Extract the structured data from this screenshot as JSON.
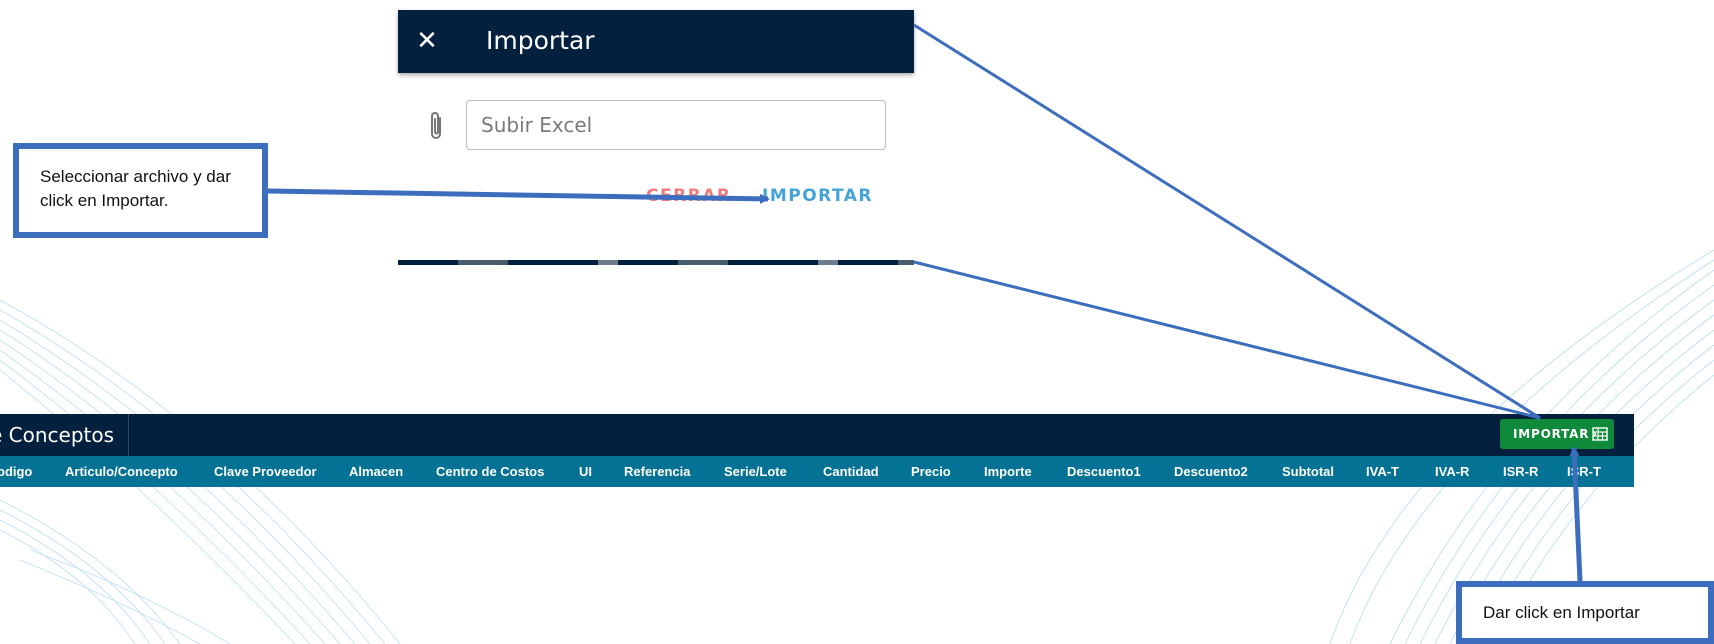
{
  "dialog": {
    "title": "Importar",
    "upload_placeholder": "Subir Excel",
    "close_label": "CERRAR",
    "import_label": "IMPORTAR"
  },
  "section": {
    "title": "e Conceptos",
    "import_button": "IMPORTAR"
  },
  "columns": [
    "odigo",
    "Articulo/Concepto",
    "Clave Proveedor",
    "Almacen",
    "Centro de Costos",
    "UI",
    "Referencia",
    "Serie/Lote",
    "Cantidad",
    "Precio",
    "Importe",
    "Descuento1",
    "Descuento2",
    "Subtotal",
    "IVA-T",
    "IVA-R",
    "ISR-R",
    "ISR-T"
  ],
  "callouts": {
    "select_file": "Seleccionar archivo y dar click en Importar.",
    "click_import": "Dar click en Importar"
  },
  "colors": {
    "header_navy": "#03203f",
    "columns_teal": "#047294",
    "import_green": "#0f8a3a",
    "callout_blue": "#3d6dbd",
    "close_red": "#ef7c7c",
    "import_blue": "#46a3d8"
  },
  "icons": [
    "close-icon",
    "paperclip-icon",
    "excel-icon"
  ]
}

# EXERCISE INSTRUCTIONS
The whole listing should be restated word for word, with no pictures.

# REPLY
Extract the structured data from this screenshot as JSON.
{
  "dialog": {
    "title": "Importar",
    "upload_placeholder": "Subir Excel",
    "close_label": "CERRAR",
    "import_label": "IMPORTAR"
  },
  "section": {
    "title": "e Conceptos",
    "import_button": "IMPORTAR"
  },
  "columns": [
    "odigo",
    "Articulo/Concepto",
    "Clave Proveedor",
    "Almacen",
    "Centro de Costos",
    "UI",
    "Referencia",
    "Serie/Lote",
    "Cantidad",
    "Precio",
    "Importe",
    "Descuento1",
    "Descuento2",
    "Subtotal",
    "IVA-T",
    "IVA-R",
    "ISR-R",
    "ISR-T"
  ],
  "callouts": {
    "select_file": "Seleccionar archivo y dar click en Importar.",
    "click_import": "Dar click en Importar"
  },
  "colors": {
    "header_navy": "#03203f",
    "columns_teal": "#047294",
    "import_green": "#0f8a3a",
    "callout_blue": "#3d6dbd",
    "close_red": "#ef7c7c",
    "import_blue": "#46a3d8"
  },
  "icons": [
    "close-icon",
    "paperclip-icon",
    "excel-icon"
  ]
}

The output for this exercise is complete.